"Let's prove the point that two passionate advocates can have another direct and calm discussion about serious issues," the ambassador continued.

"The theme and our measured conversation will speak loudly for itself, so we won't have to," he said. 

In response, Khanna seemed to take offence to the embassy's publishing of the letter. 

"@UAEEmbassyUS chose to publicize their letter to me," the congressman wrote on Twitter on Monday. "So I will now release my response." 

'It would not be appropriate'

In his letter, Khanna said he appreciated the ambassador's invitation, but he could not take up the offer as long as Hasani - the Yemeni journalist arrested five months ago - remained imprisoned. 

"Right now, it would not be appropriate for me to appear on your podcast while a well-known journalist is detained with the support of your government - apparently because of his work building bridges with [the] US and other foreign journalists as a fixer," Khanna wrote. 

The congressman highlighted a Committee to Protect Journalists (CPJ) report released earlier this month, which alleged that the Southern Transitional Council (STC) is unable to release Hasani due to political pressure from the UAE. 

"Given the widespread reporting of the UAE’s involvement in Al-Hasani’s continued detention, I will not be able to join your podcast until he is released," Khanna continued. 

The congressman said he was "gravely concerned" about Hasani's deteriorating health and separation from his family, including his one-month-old daughter. 

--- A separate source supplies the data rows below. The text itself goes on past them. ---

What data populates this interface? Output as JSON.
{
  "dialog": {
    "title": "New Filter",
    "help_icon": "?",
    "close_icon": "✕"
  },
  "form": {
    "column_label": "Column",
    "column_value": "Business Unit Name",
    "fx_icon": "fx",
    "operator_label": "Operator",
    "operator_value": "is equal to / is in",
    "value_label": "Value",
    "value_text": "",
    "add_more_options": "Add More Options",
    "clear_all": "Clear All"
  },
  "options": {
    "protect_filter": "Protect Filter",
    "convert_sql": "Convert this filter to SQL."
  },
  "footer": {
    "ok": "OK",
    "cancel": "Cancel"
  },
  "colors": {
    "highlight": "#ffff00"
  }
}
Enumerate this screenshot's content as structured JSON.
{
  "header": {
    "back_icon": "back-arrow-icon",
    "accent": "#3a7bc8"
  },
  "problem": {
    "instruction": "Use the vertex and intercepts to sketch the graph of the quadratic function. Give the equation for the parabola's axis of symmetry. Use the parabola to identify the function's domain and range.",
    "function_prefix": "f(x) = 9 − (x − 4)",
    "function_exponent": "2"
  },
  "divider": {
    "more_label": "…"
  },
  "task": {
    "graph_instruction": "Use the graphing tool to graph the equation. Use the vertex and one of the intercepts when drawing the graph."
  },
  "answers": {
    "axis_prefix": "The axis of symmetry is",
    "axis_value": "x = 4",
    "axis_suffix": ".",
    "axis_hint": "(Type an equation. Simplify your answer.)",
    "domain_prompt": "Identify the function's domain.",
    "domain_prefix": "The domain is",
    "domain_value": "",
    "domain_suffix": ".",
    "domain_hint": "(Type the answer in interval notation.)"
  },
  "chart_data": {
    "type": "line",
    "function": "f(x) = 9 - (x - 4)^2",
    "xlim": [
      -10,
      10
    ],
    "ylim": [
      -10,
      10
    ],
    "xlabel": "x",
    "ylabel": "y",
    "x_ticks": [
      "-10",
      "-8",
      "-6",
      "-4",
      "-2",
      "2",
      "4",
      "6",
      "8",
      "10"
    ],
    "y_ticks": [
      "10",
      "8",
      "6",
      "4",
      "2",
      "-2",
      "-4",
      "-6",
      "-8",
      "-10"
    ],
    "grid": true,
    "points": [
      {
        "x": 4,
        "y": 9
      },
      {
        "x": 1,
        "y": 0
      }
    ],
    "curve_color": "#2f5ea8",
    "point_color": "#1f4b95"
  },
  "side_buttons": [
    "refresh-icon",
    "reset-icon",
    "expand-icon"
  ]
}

"Al-Hasani's prompt release would greatly improve [the] UAE’s reputation in Washington and help strengthen our countries’ important relationship," Khanna said. 

"Upon the release of Al-Hasani, I would welcome the opportunity to join your podcast and publicly thank you for weighing in with the STC to ensure that one of the most well-known journalists covering the conflict in Yemen is no longer behind bars," he continued. 

A source familiar with Hasani's condition told CPJ that the journalist has been beaten, suspended from the ceiling and subjected to sleep deprivation during his detention.

Before his arrest, Hasani had covered the war in Yemen as a reporter and fixer with international outlets including the BBC, CNN, and Vice. 

Representative Khanna has led efforts in Congress to end US involvement in the Yemen war and to rescind US support for UAE and Saudi war efforts in the country since 2017.